The first statute, RCW 18.108.180, authorizes inspections at "any time". The purpose or allowable scope of the inspection is to determine whether the business "is conducted in compliance with the law"; apparently including but not limited to the laws of chapter 18.108. Presumably compliance with "the law" would include every applicable ordinance, statute, and regulation whether or not related to the purposes and necessities of RCW 18.108. This is too broad. And, the inspectee is to furnish "such reports or information as may be required". As such, the statute fails to give reasonable notice of the permissible scope of the inspection. Further, by failing to indicate the proper scope, the statute offers no guidelines concerning what physical items and areas of the business may be inspected.

The second statute, RCW 18.108.190, is even less instructive as to the authorized time, place or scope of inspection; it does not prescribe any standards by which the inspectee or a court could determine whether the particular inspection was authorized by the statute.

Though we have attempted to read these two statutes in relation to the other provisions of chapter 18.108, we find them to be too imprecise to convey sufficient notice of the proper time, place and scope of the inspection.

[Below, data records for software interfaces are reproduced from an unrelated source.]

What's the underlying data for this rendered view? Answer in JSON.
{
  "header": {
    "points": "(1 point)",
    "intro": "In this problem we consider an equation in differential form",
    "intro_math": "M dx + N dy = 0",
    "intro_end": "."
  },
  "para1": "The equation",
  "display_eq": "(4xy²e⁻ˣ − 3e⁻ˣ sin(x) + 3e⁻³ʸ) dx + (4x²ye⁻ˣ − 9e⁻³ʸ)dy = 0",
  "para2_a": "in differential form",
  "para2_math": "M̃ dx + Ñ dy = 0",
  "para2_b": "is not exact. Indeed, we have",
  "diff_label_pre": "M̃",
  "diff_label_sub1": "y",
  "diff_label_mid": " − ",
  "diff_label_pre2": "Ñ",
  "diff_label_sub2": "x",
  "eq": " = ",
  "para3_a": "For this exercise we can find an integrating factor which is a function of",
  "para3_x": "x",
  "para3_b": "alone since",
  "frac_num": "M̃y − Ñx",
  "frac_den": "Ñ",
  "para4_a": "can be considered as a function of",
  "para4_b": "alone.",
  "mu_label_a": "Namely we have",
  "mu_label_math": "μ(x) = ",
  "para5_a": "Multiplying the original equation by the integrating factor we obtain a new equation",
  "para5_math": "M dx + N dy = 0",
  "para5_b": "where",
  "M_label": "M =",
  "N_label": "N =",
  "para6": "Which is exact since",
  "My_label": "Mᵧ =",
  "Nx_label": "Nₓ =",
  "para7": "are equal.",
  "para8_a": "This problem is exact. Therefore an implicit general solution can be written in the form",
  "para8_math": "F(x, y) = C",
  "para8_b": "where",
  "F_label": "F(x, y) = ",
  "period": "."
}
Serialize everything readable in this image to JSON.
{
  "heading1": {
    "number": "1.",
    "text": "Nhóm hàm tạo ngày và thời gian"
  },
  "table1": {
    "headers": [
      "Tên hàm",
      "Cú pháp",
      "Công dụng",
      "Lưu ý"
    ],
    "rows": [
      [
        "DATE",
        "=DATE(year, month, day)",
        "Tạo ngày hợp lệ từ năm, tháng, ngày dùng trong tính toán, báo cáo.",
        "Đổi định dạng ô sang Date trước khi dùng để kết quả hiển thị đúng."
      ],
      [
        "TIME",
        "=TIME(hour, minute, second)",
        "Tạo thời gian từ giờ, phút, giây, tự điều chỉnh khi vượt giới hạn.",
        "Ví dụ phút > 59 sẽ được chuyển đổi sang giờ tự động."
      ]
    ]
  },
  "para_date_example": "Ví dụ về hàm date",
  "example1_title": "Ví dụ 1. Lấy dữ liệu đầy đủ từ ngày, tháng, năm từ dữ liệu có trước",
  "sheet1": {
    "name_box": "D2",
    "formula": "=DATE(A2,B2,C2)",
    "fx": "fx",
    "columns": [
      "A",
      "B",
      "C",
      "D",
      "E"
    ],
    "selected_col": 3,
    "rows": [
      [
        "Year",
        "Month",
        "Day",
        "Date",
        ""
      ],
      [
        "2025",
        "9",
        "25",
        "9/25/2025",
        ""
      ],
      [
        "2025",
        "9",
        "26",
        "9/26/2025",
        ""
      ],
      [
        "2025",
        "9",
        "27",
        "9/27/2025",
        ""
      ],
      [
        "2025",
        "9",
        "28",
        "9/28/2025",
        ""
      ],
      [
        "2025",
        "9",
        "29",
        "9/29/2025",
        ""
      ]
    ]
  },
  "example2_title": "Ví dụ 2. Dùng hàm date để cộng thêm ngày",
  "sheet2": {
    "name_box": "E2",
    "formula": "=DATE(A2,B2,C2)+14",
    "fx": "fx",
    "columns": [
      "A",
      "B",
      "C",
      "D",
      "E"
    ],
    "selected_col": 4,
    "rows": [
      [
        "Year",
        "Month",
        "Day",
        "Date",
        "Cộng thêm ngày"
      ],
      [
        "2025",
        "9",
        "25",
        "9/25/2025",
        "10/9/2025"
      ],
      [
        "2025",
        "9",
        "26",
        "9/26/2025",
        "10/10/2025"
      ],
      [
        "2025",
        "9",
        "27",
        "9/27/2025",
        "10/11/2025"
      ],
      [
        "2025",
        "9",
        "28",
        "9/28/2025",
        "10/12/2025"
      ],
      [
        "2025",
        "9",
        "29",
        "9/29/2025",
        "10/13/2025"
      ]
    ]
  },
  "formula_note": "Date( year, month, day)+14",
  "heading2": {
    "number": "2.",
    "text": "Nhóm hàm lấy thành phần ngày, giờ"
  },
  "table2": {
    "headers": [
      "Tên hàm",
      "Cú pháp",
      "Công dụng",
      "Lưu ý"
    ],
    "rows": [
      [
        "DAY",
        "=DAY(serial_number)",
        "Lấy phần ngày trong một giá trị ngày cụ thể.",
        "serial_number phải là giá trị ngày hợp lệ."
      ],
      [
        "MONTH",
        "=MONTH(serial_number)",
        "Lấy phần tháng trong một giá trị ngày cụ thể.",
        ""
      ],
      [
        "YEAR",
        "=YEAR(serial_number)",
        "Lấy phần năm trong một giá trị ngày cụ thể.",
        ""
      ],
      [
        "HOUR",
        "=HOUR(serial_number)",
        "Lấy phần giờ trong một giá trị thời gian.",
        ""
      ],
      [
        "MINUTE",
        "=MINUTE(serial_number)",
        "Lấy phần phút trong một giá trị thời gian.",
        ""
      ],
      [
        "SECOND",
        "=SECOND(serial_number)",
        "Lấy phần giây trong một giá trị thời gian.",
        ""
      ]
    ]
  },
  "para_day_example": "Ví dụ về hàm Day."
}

The statutory scheme must give some indication of these factors. To allow otherwise would leave the inspectee subject to the unfettered discretion of the inspecting agency and individual inspector.

We have reviewed the federal and state court decisions which are in accord with Biswell and relied on by appellants but find them inapposite.2 In none of these cases was

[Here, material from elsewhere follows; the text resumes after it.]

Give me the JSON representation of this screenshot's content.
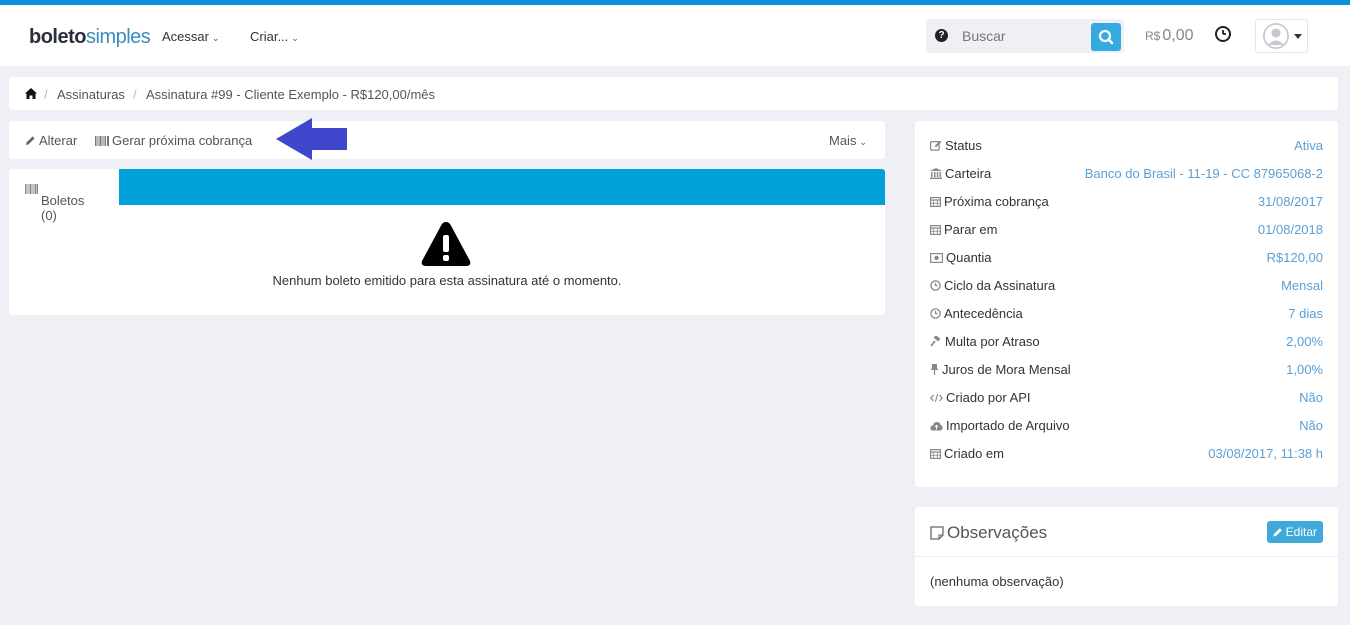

2 United States ex rel. Terraciano v. Montanye, 493 F.2d 682 (2d Cir. 1974), cert. denied, 419 U.S. 875, 42 L. Ed. 2d 114, 95 S. Ct. 137 (1974); Brennan v. Buckeye Indus., Inc., 374 F. Supp. 1350 (S.D. Ga. 1974); Youghiogheny & Ohio Coal Co. v. Morton, 364 F. Supp. 45 (S.D. Ohio 1973); People v. Grey, 23 Cal. App. 3d 456, 100 Cal. Rptr. 245 (1972);

 Dec. 1976]     NEILSON v. VASHON SCHOOL DIST.         955 
87 Wn.2d 955, 558 P.2d 167

the statute authorizing warrantless inspections so devoid of limitations on time, scope or place as the statutes at issue in this case.

[3] Finally, we find the challenged sections to be severable from the remaining provisions of the act. See Boeing Co. v. State, 74 Wn.2d 82, 442 P.2d 970 (1968); State v. Anderson, 81 Wn.2d 234, 501 P.2d 184 (1972).

The judgment is affirmed.